There is one other instance I want to write about that I've not mentioned previously. A while back we had a young lady consultant on site for a few days to cover a couple of items on FI/CO. She had not been with us before so wasn't completely up to speed with what had been completed. Apparently she had sent an email off to their project manager asking about something that was needed and was waiting a response from him.

She had then called to ask for me to to have a look at something with her - but when I arrived in the office that she was working in, she had gone to the ladies rest room. While I was waiting for her to return, a pop up appeared on her laptop with a response from her project manager. I don't normally make a habit of reading other people's email (which is why I haven't mentioned this before), but in this case I couldn't really avoid it.
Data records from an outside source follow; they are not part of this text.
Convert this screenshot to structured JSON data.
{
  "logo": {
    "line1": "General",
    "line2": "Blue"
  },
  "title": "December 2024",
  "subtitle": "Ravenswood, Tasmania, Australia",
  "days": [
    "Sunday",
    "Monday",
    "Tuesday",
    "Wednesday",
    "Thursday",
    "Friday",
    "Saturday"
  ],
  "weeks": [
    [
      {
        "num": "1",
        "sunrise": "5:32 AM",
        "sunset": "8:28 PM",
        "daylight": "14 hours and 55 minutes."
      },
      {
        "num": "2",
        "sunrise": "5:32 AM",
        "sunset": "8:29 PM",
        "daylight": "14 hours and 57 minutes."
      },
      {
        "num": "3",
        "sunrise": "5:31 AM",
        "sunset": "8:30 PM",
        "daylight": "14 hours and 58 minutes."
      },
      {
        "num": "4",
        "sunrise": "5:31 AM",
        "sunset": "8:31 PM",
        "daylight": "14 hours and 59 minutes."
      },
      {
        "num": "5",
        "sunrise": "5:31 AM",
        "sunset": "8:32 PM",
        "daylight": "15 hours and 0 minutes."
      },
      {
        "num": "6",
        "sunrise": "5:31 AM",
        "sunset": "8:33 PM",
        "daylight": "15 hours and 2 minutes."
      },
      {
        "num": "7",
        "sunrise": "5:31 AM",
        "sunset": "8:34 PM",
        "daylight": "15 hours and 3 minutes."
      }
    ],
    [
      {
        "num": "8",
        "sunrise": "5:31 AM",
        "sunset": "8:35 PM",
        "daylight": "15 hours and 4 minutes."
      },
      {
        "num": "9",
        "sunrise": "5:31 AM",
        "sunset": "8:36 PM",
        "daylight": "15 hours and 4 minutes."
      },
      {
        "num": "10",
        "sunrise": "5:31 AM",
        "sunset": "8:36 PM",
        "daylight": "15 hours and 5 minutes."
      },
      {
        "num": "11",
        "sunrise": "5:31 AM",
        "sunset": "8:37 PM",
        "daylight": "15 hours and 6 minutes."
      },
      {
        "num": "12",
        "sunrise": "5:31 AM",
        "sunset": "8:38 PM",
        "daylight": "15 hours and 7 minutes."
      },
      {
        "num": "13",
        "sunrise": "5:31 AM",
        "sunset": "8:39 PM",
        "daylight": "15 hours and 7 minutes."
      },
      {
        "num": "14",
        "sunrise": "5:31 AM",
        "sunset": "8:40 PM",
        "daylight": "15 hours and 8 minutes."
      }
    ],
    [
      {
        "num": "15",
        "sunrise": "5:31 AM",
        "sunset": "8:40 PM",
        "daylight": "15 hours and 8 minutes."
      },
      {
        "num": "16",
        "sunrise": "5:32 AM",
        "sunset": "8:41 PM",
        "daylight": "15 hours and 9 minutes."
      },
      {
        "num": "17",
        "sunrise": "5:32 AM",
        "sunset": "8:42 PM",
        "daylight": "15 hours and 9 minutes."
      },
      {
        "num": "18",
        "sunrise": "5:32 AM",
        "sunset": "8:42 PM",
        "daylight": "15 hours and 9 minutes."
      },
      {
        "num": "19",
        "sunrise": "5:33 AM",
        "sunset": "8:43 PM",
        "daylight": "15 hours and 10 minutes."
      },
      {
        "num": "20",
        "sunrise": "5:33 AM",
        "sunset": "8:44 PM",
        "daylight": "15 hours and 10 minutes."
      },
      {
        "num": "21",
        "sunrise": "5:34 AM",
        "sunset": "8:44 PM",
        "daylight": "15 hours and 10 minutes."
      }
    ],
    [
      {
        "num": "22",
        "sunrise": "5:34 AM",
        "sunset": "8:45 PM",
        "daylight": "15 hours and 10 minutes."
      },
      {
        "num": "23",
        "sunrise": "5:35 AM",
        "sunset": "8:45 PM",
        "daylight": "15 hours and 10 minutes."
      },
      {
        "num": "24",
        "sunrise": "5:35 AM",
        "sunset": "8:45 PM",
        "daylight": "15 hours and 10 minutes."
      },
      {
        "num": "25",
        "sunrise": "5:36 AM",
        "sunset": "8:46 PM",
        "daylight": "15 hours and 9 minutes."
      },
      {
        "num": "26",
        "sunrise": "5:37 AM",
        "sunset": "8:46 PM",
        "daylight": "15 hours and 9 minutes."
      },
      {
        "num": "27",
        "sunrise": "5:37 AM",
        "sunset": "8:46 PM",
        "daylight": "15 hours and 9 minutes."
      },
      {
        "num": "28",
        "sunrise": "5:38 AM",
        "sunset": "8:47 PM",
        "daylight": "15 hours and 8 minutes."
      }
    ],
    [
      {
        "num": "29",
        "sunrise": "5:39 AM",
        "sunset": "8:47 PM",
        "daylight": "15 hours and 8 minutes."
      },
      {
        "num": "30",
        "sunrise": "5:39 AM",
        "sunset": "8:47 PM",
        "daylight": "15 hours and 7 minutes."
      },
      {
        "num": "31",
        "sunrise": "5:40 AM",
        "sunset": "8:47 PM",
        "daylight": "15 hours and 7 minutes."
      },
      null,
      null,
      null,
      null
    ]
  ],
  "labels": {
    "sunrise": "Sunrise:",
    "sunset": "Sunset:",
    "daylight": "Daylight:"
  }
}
Essentially the message said something along the lines of "Yeah, we've screwed up, that should have been done some time ago. Just BS them for a couple of hours, and we'll get someone to connect and make the necessary config change. They won't know any different". (Those are my words - the original were a little less polite). I was tempted to raise the issue, or report to our people, but decided not to - I've got to be honest tho', it really gets me mad when I think about it. (Particularly when they keep asking us to sign up with them for a support contract.)

I wanted to finish on a more positive note - yes, we do have those as well. About a month after we went live, we started to experience some issues with the system running very slowly. With the help of the SAP support portal and some training at an SAP center, I've identified a number of areas where they set the system up incorrectly. Changes were made to address these and as a result, over the last couple of months, we have had very few of these speed problems at all. In fact, many people have noted this.

Despite what many people might think, I can see that when the software runs well, it does in fact do what is needed (not necessarily what people want) and it can be very effective. Getting people to accept the changes is (certainly for us) a major task, but once they do get with the program, there are real benefits. We just have to try to make the most of these.